Trans fats are the only type of fat you should consume as rarely as possible.  Trans fats are found in chips, French fries and other over-processed foods that no one could mistake as healthy.

Healthy sources of fat are:

  • Fish- Salmon, Tilapia, Cod
  • Avocados
  • Nuts- Almonds, Cashews, Peanuts, Walnuts
  • Oils- Olive or Coconut Oil
  • Supplements- Fish or Cod Oil, MCT Oil

Putting It All Together

The point of all of this is to point out that not every calorie is equal in its potential to change your body.  A gram of protein and a gram carbohydrate contains 4 calories.  A gram of fat holds 9 calories.

110 calories of chicken breast has 23 grams of protein, 0 grams of carbs and a little over 1 gram of fat.  It is a little less than 4 ounces, or half of a breast.

110 calories of white bread is only one slice.  It has 22 grams of carbohydrates, 1 gram of fat and 4 grams of protein.

If you were only counting calories you would view these two options as equal.  While equal in calories they are not equal in nutritional quality, or in the ability to change your body.  The piece of bread is a small portion compared to the chicken, and would not satiate you.  It would be part of a larger meal. The chicken breast would satiate you and could be a meal on its own with a handful of veggies.

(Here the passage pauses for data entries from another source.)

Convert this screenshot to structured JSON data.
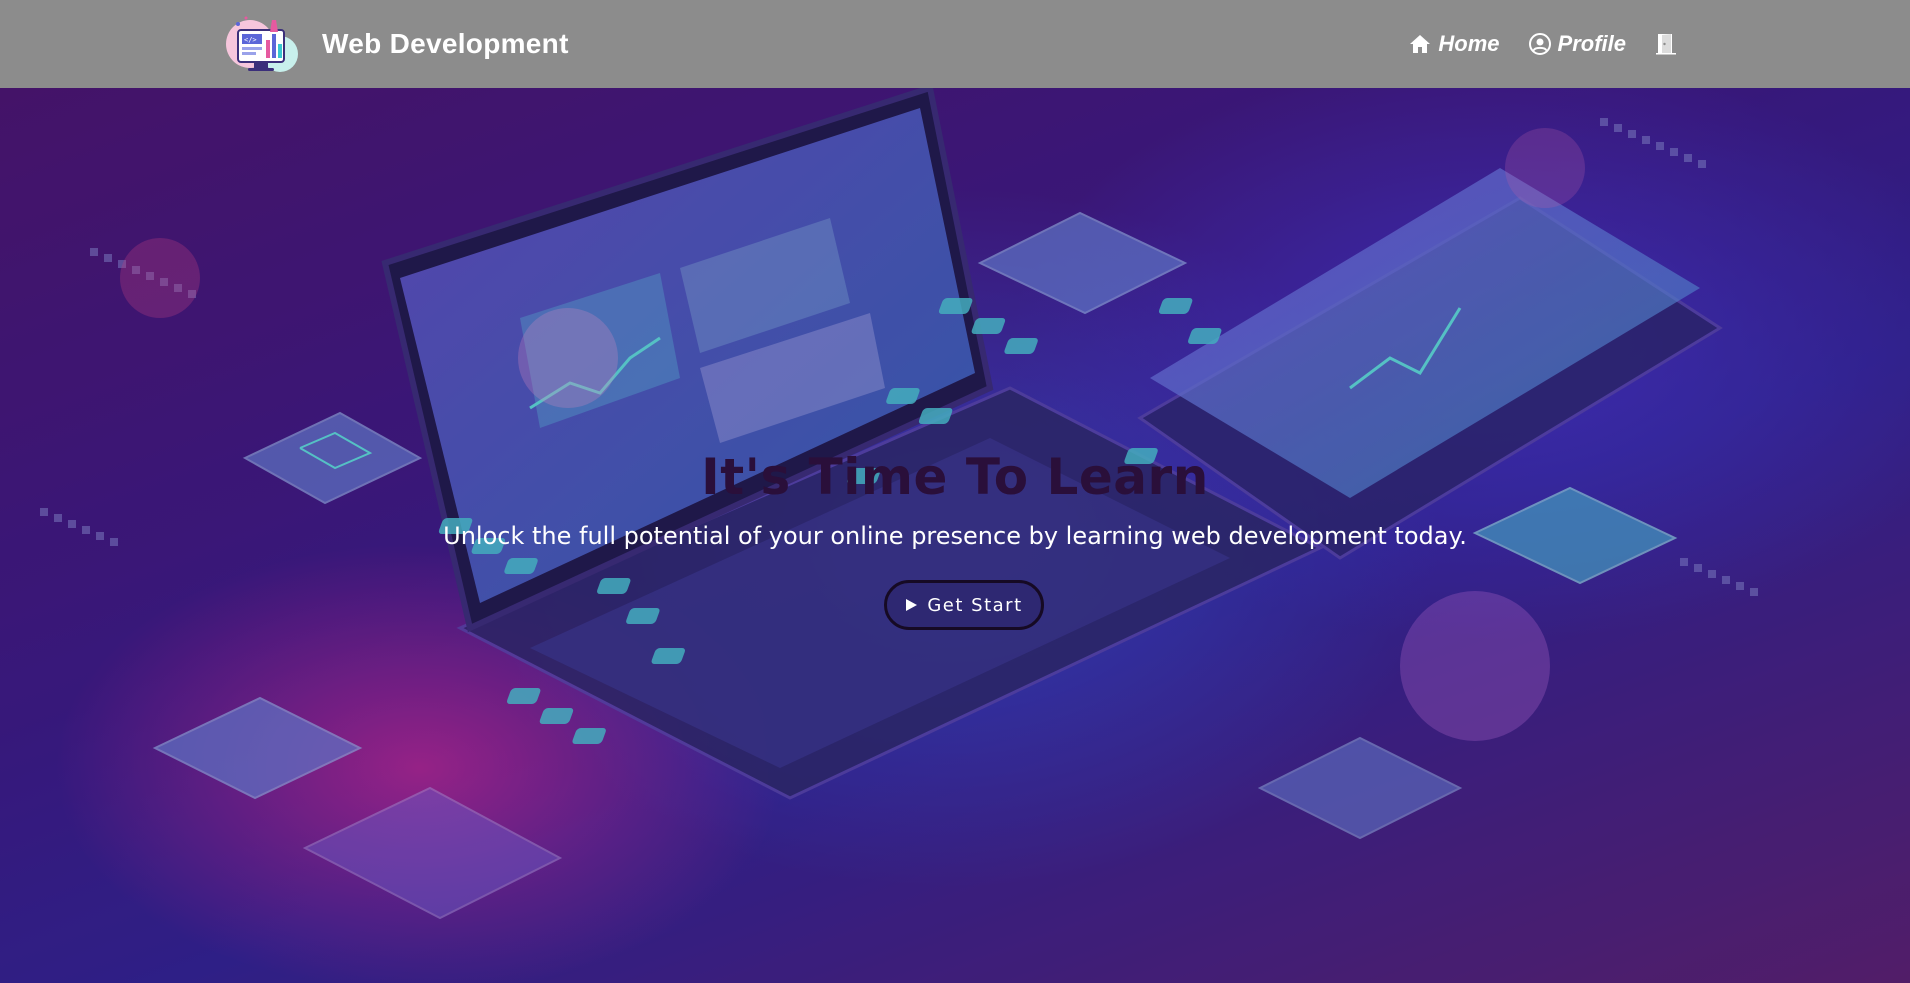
{
  "navbar": {
    "brand_title": "Web Development",
    "links": [
      {
        "label": "Home",
        "icon": "home-icon"
      },
      {
        "label": "Profile",
        "icon": "user-circle-icon"
      },
      {
        "label": "",
        "icon": "door-icon"
      }
    ],
    "background_color": "#8c8c8c"
  },
  "hero": {
    "title": "It's Time To Learn",
    "subtitle": "Unlock the full potential of your online presence by learning web development today.",
    "cta_label": "Get Start",
    "cta_icon": "play-icon",
    "title_color": "#2a0f3a",
    "accent_colors": [
      "#d62896",
      "#3f3ad8",
      "#38c8d0"
    ]
  }
}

You should eat one gram of protein per pound of body weight.  If you are trying to change your body you should eat one gram of protein per goal body weight.  A man aiming to gain significant muscle might even want to eat one and a half gram of protein per goal body weight.

You should eat between 100 and 200 carbohydrates per day.  If you are aiming to lose fat you should err closer to the 100 grams per day number, if you are aiming to add muscle you might even go slightly higher than 200.  I tell people to take their protein intake and subtract 50 grams to figure out their ideal carbohydrate intake. 

Fat should always be between 65 and 75 grams per day.  On days you do not work out you should cut carbs slightly, while increasing fats slightly.

So let’s put this all into action. 

Let’s say I am a 195 pound man who wants to gain a little bit of muscle while losing fat.  I want to look toned and defined.  My goal body weight is 185 pounds.   I would eat 185 grams of protein per day, 130 grams of carbohydrates per day and 65 grams of fat.  That is a grand total of 1,845 calories. 

This is a customizable formula.  Your body does not have the same caloric needs and mine does. 

Calories counting is important, but the breakdown of where the calories come from is more important.  Learn to make the proper food choices for your body and you will see much better results.  Macronutrients are the most powerful tool in your quest for body recomposition.  They seem complicated at first but with a little bit of study and attention you can master them in only a few days.